Council Tax Debt Collection Policies ‘Ineffective and Counterproductive’
November 14, 2019
The ways in which council tax debts are typically pursued across England is both ineffective and damaging to the wellbeing of many individual consumers and households.
That’s the assessment of the charity group Citizens Advice, which has revealed figures indicating that councils only recoup 27p for every £1 they enlist bailiffs to recover on their behalf.
Meanwhile, as bailiffs seek to attain council tax debts they’ve been given, they potentially make life harder for people on the receiving end of their activities, who are often already in problem debt situations.

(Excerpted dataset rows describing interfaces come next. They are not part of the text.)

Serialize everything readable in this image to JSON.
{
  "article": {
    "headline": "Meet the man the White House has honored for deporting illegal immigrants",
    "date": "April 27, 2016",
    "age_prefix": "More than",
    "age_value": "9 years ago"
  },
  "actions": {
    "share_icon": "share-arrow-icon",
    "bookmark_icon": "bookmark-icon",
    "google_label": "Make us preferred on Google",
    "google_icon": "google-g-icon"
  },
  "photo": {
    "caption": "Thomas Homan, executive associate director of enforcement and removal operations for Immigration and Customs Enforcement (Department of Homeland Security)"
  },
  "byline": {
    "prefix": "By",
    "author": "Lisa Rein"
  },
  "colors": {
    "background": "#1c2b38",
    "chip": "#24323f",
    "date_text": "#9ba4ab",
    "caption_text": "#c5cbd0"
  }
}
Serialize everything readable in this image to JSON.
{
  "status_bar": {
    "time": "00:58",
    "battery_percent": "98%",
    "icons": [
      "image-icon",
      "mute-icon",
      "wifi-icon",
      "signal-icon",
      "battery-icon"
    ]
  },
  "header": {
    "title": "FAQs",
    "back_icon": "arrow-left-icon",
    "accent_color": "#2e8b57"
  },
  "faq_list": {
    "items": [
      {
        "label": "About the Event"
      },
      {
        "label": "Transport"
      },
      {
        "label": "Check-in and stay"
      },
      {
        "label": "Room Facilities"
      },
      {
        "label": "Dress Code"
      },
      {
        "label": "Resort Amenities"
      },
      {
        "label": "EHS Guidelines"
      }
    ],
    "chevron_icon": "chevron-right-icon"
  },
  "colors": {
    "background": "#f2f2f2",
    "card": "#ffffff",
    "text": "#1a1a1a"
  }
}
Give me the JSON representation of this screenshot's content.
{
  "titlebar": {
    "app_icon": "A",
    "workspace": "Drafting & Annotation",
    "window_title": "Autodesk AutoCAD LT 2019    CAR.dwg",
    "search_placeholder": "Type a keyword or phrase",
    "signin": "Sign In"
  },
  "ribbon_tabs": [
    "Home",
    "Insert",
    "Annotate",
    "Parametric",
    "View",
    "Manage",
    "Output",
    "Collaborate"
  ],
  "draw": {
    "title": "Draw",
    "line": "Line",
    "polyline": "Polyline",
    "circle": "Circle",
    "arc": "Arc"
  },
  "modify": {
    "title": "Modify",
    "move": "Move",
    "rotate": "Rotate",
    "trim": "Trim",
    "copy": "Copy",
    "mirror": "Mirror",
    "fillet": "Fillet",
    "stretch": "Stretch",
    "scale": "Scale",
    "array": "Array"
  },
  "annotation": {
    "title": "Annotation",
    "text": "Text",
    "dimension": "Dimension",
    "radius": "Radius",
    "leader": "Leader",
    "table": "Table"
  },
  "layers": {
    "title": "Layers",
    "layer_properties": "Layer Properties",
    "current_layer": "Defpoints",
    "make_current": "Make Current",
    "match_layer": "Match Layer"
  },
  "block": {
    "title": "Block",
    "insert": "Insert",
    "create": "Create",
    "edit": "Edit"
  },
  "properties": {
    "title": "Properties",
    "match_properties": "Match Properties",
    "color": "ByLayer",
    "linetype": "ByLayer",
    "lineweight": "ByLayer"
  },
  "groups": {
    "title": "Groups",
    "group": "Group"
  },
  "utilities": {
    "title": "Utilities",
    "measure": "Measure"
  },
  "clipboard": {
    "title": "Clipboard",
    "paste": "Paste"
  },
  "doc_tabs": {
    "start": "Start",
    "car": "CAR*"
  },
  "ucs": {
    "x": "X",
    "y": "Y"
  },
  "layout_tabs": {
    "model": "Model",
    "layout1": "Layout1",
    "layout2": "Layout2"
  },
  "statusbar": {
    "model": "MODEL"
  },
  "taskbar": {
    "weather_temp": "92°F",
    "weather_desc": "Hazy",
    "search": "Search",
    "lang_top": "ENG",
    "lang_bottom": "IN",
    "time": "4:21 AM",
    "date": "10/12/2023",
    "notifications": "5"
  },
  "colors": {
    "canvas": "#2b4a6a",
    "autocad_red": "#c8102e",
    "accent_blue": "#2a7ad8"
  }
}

Citizens Advice highlights as part of the problem the fact that households generally become liable for their entire annual council tax bills if they miss a single monthly payment.
For a lot of people, being asked to pay for an entire year’s worth of council tax upfront is a major financial headache and one that is not made better by bailiffs paying them visits to demand payments.
Indeed, the view of Citizens Advice is that the extent to which councils use bailiffs makes it more difficult for individuals and households to get their finances back on track if they’ve fallen behind with paying their bills.
A Freedom of Information request submitted by the charity recently uncovered details of just how ineffective bailiffs are at recovering money owed to councils in England.
The figures suggest that less than 30 per cent of council tax arrears sent to bailiffs across the country were successfully recovered in 2018.
According to Citizens Advice, council tax is now a hugely widespread source of financial difficulties and debt problems, with an estimated 2.2 million people in England alone understood to be behind on their council tax bills.
The charity wants to see councils rethink the ways in which they engage with debtors and, particularly, how they treat vulnerable people in debt.
“Council tax debt is now worryingly common but the collection system is broken,” says Gillian Guy, chief executive of Citizens Advice.
“It doesn’t work for the people who are driven further into debt and it doesn’t work for councils or the taxpayer who are seeing millions of pounds go to waste each year.”